Up to 1994, Darfur region (the present three states of Darfur) had remained a single integrated political and administrative unit since the establishment of the Kaira Kingdom in the 17th century. Historically, the Kaira Sultanate started at the top of Jebel Merra in Dar Turra in 1605 and then expanded to the North and East. In 1730 the capital of the Kingdom was moved from Kabkabia at the top of the northern hills into the eastern lowland plains of el Fashir. Since that time, el Fashir has remained the seat of political power in Darfur. In 1874, the German traveler Gustav Nachtigal, who arrived at the town from Wadai, was the first to tell us about the administrative organization of the Kingdom. According to him, the country was divided into five administrative areas. These were the Northern Province, Dar Tokunyawi, the southern, Dar Uma, the southwestern, Dar Dima, the eastern Dar Dali and the western province, Dar-el-Ghorb. Each of these provinces, with the exception of Dar el-Ghorb, had a governor with the title of Abo attached to the name of the province. The focus of this study is the southern province of Dar Uma, which was later known as the southern ‘Magdomate’ of Niyala.

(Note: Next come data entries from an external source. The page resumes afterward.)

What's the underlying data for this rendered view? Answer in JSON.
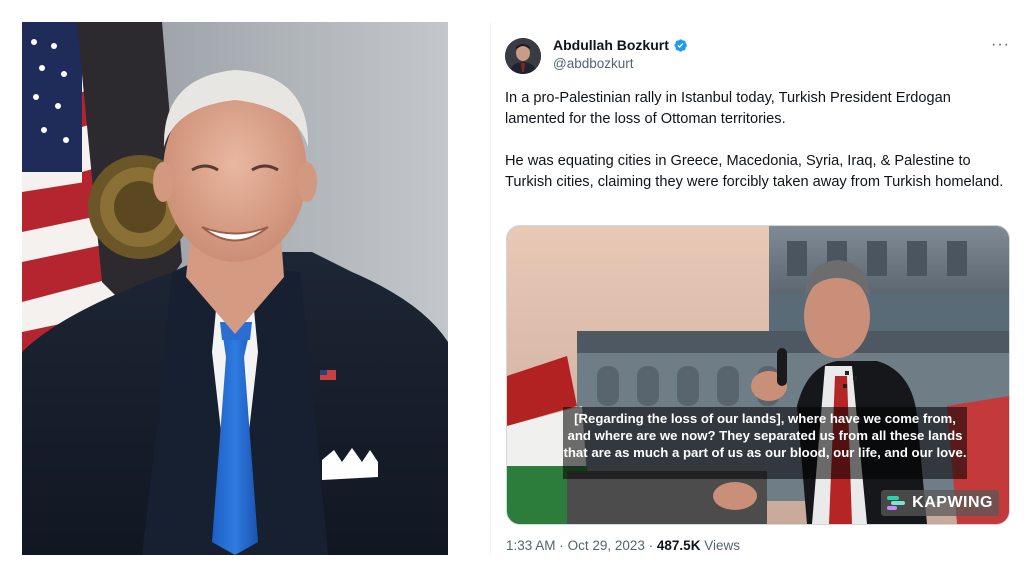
{
  "portrait": {
    "alt": "Official portrait photo"
  },
  "tweet": {
    "display_name": "Abdullah Bozkurt",
    "handle": "@abdbozkurt",
    "more_label": "···",
    "paragraphs": [
      "In a pro-Palestinian rally in Istanbul today, Turkish President Erdogan lamented for the loss of Ottoman territories.",
      "He was equating cities in Greece, Macedonia, Syria, Iraq, & Palestine to Turkish cities, claiming they were forcibly taken away from Turkish homeland."
    ],
    "video": {
      "caption": "[Regarding the loss of our lands], where have we come from, and where are we now? They separated us from all these lands that are as much a part of us as our blood, our life, and our love.",
      "watermark": "KAPWING"
    },
    "time": "1:33 AM",
    "separator": "·",
    "date": "Oct 29, 2023",
    "views_count": "487.5K",
    "views_label": "Views"
  },
  "colors": {
    "verified": "#1d9bf0",
    "text_primary": "#0f1419",
    "text_secondary": "#536471"
  }
}
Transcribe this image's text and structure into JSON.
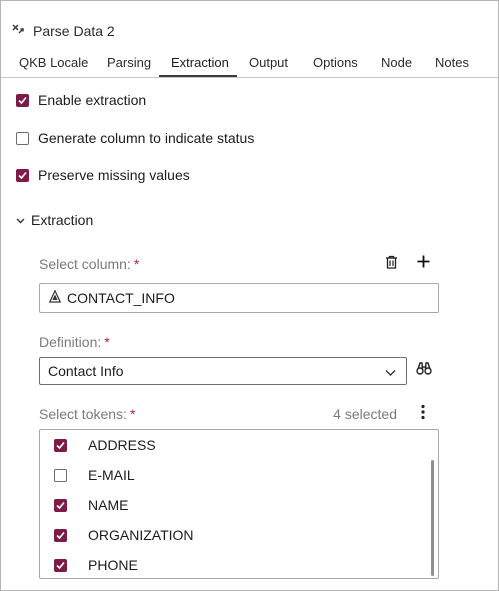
{
  "window": {
    "title": "Parse Data 2",
    "icon": "parse-icon"
  },
  "tabs": [
    {
      "label": "QKB Locale",
      "active": false
    },
    {
      "label": "Parsing",
      "active": false
    },
    {
      "label": "Extraction",
      "active": true
    },
    {
      "label": "Output",
      "active": false
    },
    {
      "label": "Options",
      "active": false
    },
    {
      "label": "Node",
      "active": false
    },
    {
      "label": "Notes",
      "active": false
    }
  ],
  "options": [
    {
      "label": "Enable extraction",
      "checked": true
    },
    {
      "label": "Generate column to indicate status",
      "checked": false
    },
    {
      "label": "Preserve missing values",
      "checked": true
    }
  ],
  "extraction": {
    "section_label": "Extraction",
    "expanded": true,
    "select_column_label": "Select column:",
    "required_marker": "*",
    "column_value": "CONTACT_INFO",
    "definition_label": "Definition:",
    "definition_value": "Contact Info",
    "select_tokens_label": "Select tokens:",
    "selected_count": "4 selected",
    "tokens": [
      {
        "label": "ADDRESS",
        "checked": true
      },
      {
        "label": "E-MAIL",
        "checked": false
      },
      {
        "label": "NAME",
        "checked": true
      },
      {
        "label": "ORGANIZATION",
        "checked": true
      },
      {
        "label": "PHONE",
        "checked": true
      }
    ]
  },
  "colors": {
    "accent": "#7d1a47",
    "required": "#c2185b",
    "label_gray": "#7a7a7a"
  }
}
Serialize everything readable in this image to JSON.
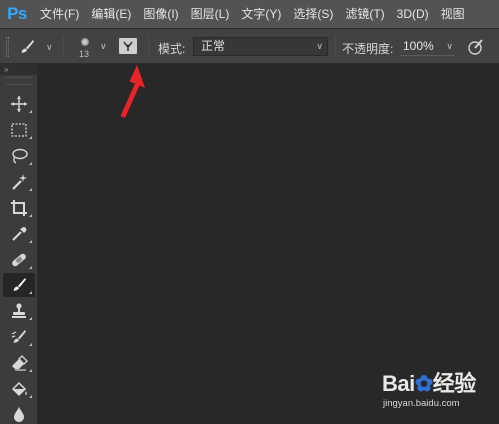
{
  "app": {
    "logo": "Ps"
  },
  "menu": {
    "items": [
      "文件(F)",
      "编辑(E)",
      "图像(I)",
      "图层(L)",
      "文字(Y)",
      "选择(S)",
      "滤镜(T)",
      "3D(D)",
      "视图"
    ]
  },
  "options": {
    "brush_size": "13",
    "mode_label": "模式:",
    "mode_value": "正常",
    "opacity_label": "不透明度:",
    "opacity_value": "100%"
  },
  "toolbar": {
    "header": "»",
    "tools": [
      {
        "name": "move-tool",
        "icon": "move-icon"
      },
      {
        "name": "marquee-tool",
        "icon": "rect-marquee-icon"
      },
      {
        "name": "lasso-tool",
        "icon": "lasso-icon"
      },
      {
        "name": "magic-wand-tool",
        "icon": "magic-wand-icon"
      },
      {
        "name": "crop-tool",
        "icon": "crop-icon"
      },
      {
        "name": "eyedropper-tool",
        "icon": "eyedropper-icon"
      },
      {
        "name": "healing-brush-tool",
        "icon": "bandage-icon"
      },
      {
        "name": "brush-tool",
        "icon": "brush-icon",
        "active": true
      },
      {
        "name": "clone-stamp-tool",
        "icon": "stamp-icon"
      },
      {
        "name": "history-brush-tool",
        "icon": "history-brush-icon"
      },
      {
        "name": "eraser-tool",
        "icon": "eraser-icon"
      },
      {
        "name": "paint-bucket-tool",
        "icon": "paint-bucket-icon"
      },
      {
        "name": "blur-tool",
        "icon": "drop-icon"
      }
    ]
  },
  "annotation": {
    "color": "#e8232a"
  },
  "watermark": {
    "logo_a": "Bai",
    "logo_b": "经验",
    "url": "jingyan.baidu.com"
  },
  "colors": {
    "menubar": "#535353",
    "optionsbar": "#424242",
    "toolbar": "#3c3c3c",
    "workspace": "#282828",
    "ps_blue": "#31a8ff"
  }
}
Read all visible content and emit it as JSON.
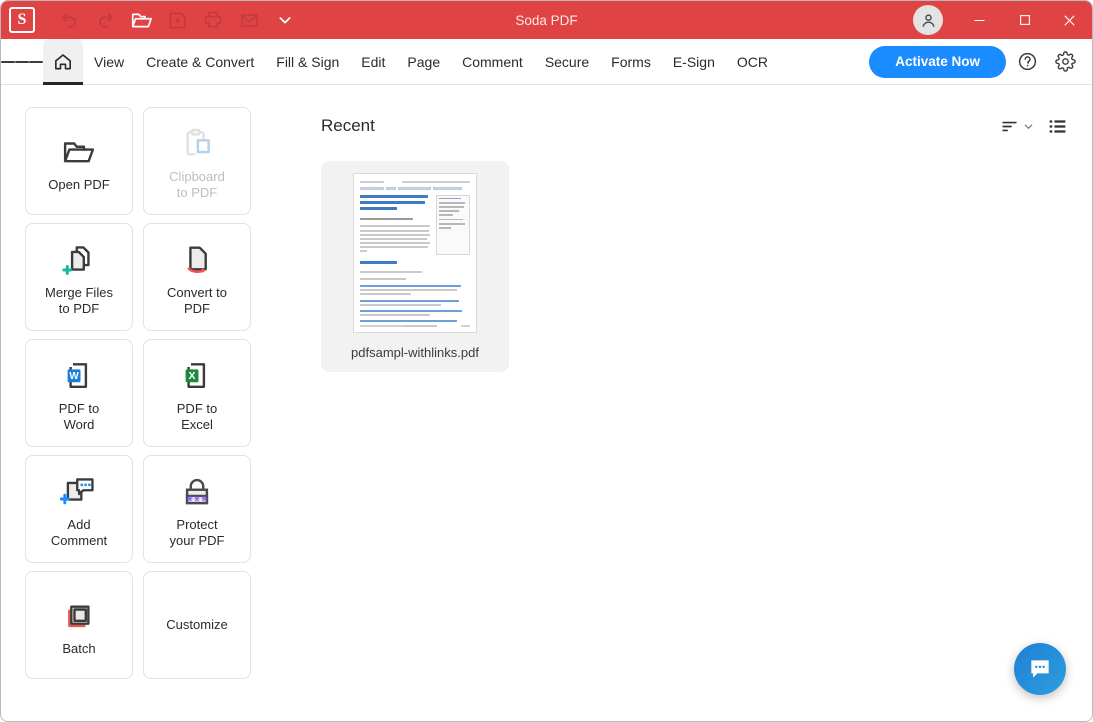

Patriarchy, Politics and Women’s Activism in Post-Revolution Sudan
Liv Tønnessen, Samia al-Nagar
Bringing down corruption in Sudan through law enforcement? Some international lessons learnt
Sofie Arjon Schütte